Overcoming Addictions: Two Decisions
In my work with substance abusers in residential treatment, I’ve noticed that the ability to initiate the recovery process is a two-decision process. Before I get into that process I want to address a phenomenon that occurs with practitioners working in this field. We often have clients who seem resistant to treatment or counselling and for the most part this is normal. Not everyone comes to treatment super motivated, and some come to alleviate pressure from family and friends. Some clients going through treatment or counselling will not comply with all programming or homework assignments and this is just where they are. When clients are showing some of this resistance many of us assume they are “not yet ready for treatment,” or they “just aren’t finished using yet.” For some clients this is true, but this assessment can sometimes be a mistake with others.
The client who actually isn’t ready for treatment did not choose to quit yet. I even say that statement with caution because we don’t really know this. People are complicated and our resistances are there to protect us, whether one calls it denial or something else. Someone may go to treatment and come across a personality type in their counsellor that keeps them from moving forward with being open. We all then decide that client isn’t ready. This may or may not be true. What is going on behind a person’s resistance and defenses is not knowable until it is. We can make some general assumptions and logical inductions, but we don’t really know what is or isn’t motivating that person. Let’s say that client did not make the choice to really quit, that his/her parents, spouse, friends, etc, pushed her/him to come to treatment. That client has not yet made the first decision in the process of recovery. The first decision is to stop and want a different life.
Isn’t that enough? Wouldn’t that motivate someone to get clean? No, not completely. Someone could decide to stop, go to treatment, but not fully benefit. They say they want to stop but yet, seem to be standing still. There is an old adage in the addiction treatment community that if you want to change you have to change everything. That can be quite scary to most people.

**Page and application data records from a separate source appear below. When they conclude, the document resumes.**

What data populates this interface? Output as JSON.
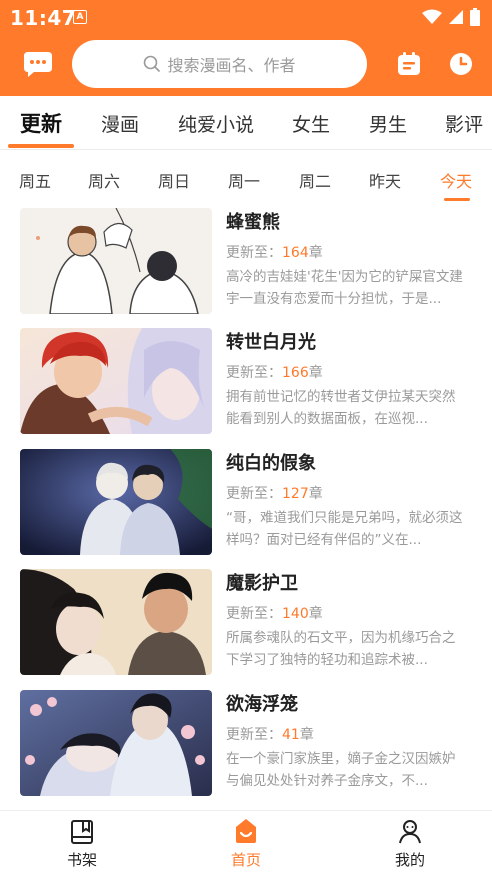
{
  "status_bar": {
    "time": "11:47",
    "badge": "A"
  },
  "search": {
    "placeholder": "搜索漫画名、作者"
  },
  "category_tabs": [
    {
      "label": "更新",
      "active": true
    },
    {
      "label": "漫画"
    },
    {
      "label": "纯爱小说"
    },
    {
      "label": "女生"
    },
    {
      "label": "男生"
    },
    {
      "label": "影评"
    }
  ],
  "day_tabs": [
    {
      "label": "周五"
    },
    {
      "label": "周六"
    },
    {
      "label": "周日"
    },
    {
      "label": "周一"
    },
    {
      "label": "周二"
    },
    {
      "label": "昨天"
    },
    {
      "label": "今天",
      "active": true
    }
  ],
  "update_prefix": "更新至：",
  "chapter_suffix": "章",
  "items": [
    {
      "title": "蜂蜜熊",
      "chapter": "164",
      "desc": "高冷的吉娃娃'花生'因为它的铲屎官文建宇一直没有恋爱而十分担忧，于是..."
    },
    {
      "title": "转世白月光",
      "chapter": "166",
      "desc": "拥有前世记忆的转世者艾伊拉某天突然能看到别人的数据面板，在巡视..."
    },
    {
      "title": "纯白的假象",
      "chapter": "127",
      "desc": "“哥，难道我们只能是兄弟吗，就必须这样吗？面对已经有伴侣的”义在..."
    },
    {
      "title": "魔影护卫",
      "chapter": "140",
      "desc": "所属参魂队的石文平，因为机缘巧合之下学习了独特的轻功和追踪术被..."
    },
    {
      "title": "欲海浮笼",
      "chapter": "41",
      "desc": "在一个豪门家族里，嫡子金之汉因嫉妒与偏见处处针对养子金序文，不..."
    }
  ],
  "bottom_nav": [
    {
      "label": "书架",
      "icon": "bookshelf-icon"
    },
    {
      "label": "首页",
      "icon": "home-icon",
      "active": true
    },
    {
      "label": "我的",
      "icon": "profile-icon"
    }
  ],
  "colors": {
    "accent": "#ff7a2b",
    "text": "#222222",
    "muted": "#9a9a9a"
  }
}
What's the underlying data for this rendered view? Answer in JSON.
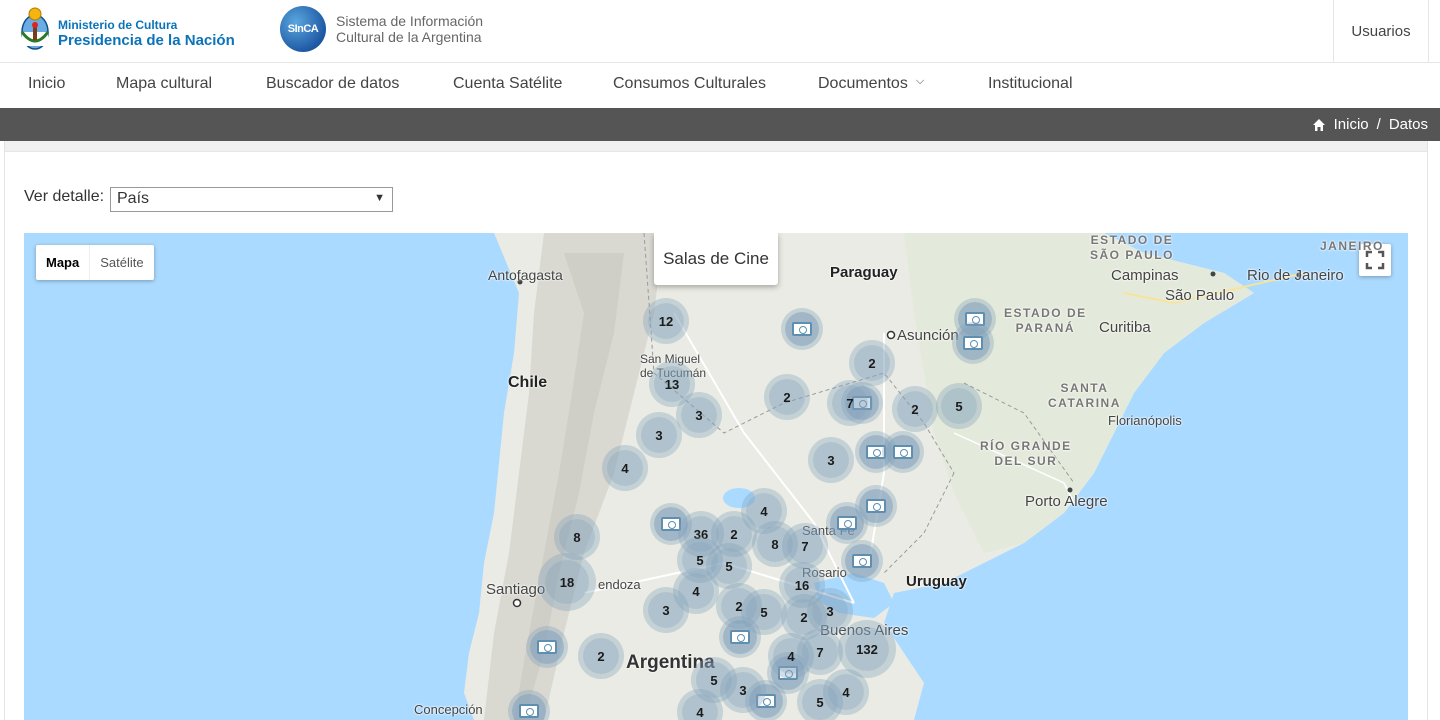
{
  "header": {
    "ministerio_line1": "Ministerio de Cultura",
    "ministerio_line2": "Presidencia de la Nación",
    "sinca_badge": "SInCA",
    "sinca_line1": "Sistema de Información",
    "sinca_line2": "Cultural de la Argentina",
    "usuarios": "Usuarios"
  },
  "nav": {
    "items": [
      "Inicio",
      "Mapa cultural",
      "Buscador de datos",
      "Cuenta Satélite",
      "Consumos Culturales",
      "Documentos",
      "Institucional"
    ]
  },
  "breadcrumb": {
    "home": "Inicio",
    "separator": "/",
    "current": "Datos"
  },
  "filter": {
    "label": "Ver detalle:",
    "selected": "País"
  },
  "map": {
    "type_map": "Mapa",
    "type_satellite": "Satélite",
    "info_title": "Salas de Cine",
    "places": {
      "antofagasta": "Antofagasta",
      "paraguay": "Paraguay",
      "asuncion": "Asunción",
      "chile": "Chile",
      "san_miguel": "San Miguel",
      "tucuman": "de Tucumán",
      "campinas": "Campinas",
      "sao_paulo": "São Paulo",
      "rio": "Rio de Janeiro",
      "curitiba": "Curitiba",
      "florianopolis": "Florianópolis",
      "porto_alegre": "Porto Alegre",
      "uruguay": "Uruguay",
      "santiago": "Santiago",
      "mendoza": "endoza",
      "santa_fe": "Santa Fe",
      "rosario": "Rosario",
      "buenos_aires": "Buenos Aires",
      "argentina": "Argentina",
      "concepcion": "Concepción",
      "estado_sp_1": "ESTADO DE",
      "estado_sp_2": "SÃO PAULO",
      "janeiro": "JANEIRO",
      "parana_1": "ESTADO DE",
      "parana_2": "PARANÁ",
      "santa_catarina_1": "SANTA",
      "santa_catarina_2": "CATARINA",
      "rgs_1": "RÍO GRANDE",
      "rgs_2": "DEL SUR"
    },
    "clusters": [
      "12",
      "13",
      "3",
      "3",
      "4",
      "2",
      "2",
      "7",
      "2",
      "5",
      "3",
      "4",
      "36",
      "2",
      "8",
      "7",
      "5",
      "5",
      "16",
      "18",
      "8",
      "4",
      "3",
      "2",
      "5",
      "2",
      "3",
      "132",
      "4",
      "7",
      "2",
      "5",
      "3",
      "4",
      "5",
      "4"
    ]
  }
}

So what does the second decision consist of then? The second decision is to move forward with doing the work. We talk quite often in the addiction treatment world of “doing the work”, and this really entails the examining, changing, and processing of one’s emotions, thoughts, behaviors, and relationships, to keep it simple. Doing the hard work sometimes is about being vulnerable enough to allow other human beings to help. Doing the hard work sometimes means exploring events of the past that continue to keep one stuck. Doing the hard work sometimes means deciding who one wants to be. Doing the hard work sometimes means taking medication. Doing the hard work sometimes means taking more responsibility for one’s life. Although I describe this as hard work, it can be, and usually is, very rewarding and transforming. The pain that most people are in emotionally is about the fear of their pain, not the actual pain. Facing our own demons and pain is not as painful or scary as the fear about having that pain.
To quit and be successful, these two decisions might need to be revisited or renewed often in early recovery. It is also important to determine what one needs in order to follow through with both decisions. Sometimes that is support from others. Other times it is letting go. I have watched clients stay “on deck” like a batter on a baseball team and not step up to the plate. It is like they are in a holding cell. This assessment is not a negative judgment toward those clients, it’s just where they are. I wonder, “what does this person need to move into the batter’s box?” They’ve obviously decided to play this game (i.e. recovery, treatment, counselling) but they sure are having a hard time “getting in there.” As practitioners it is our job to help them navigate fears and hesitations so they can step in when they are ready. Once they make that choice, the recovery process becomes a lot more doable. There is no cure here, or arrival, but the second choice is necessary in the way any of us change something about our lives – we actually have to DO something.
Lastly, I want to say this is my own observation in doing this work for several years. The change process is quite complicated and this portrayal is only an aspect. Take it for what it is worth.
1. To Stop
2. To Do the Work (actually start changing)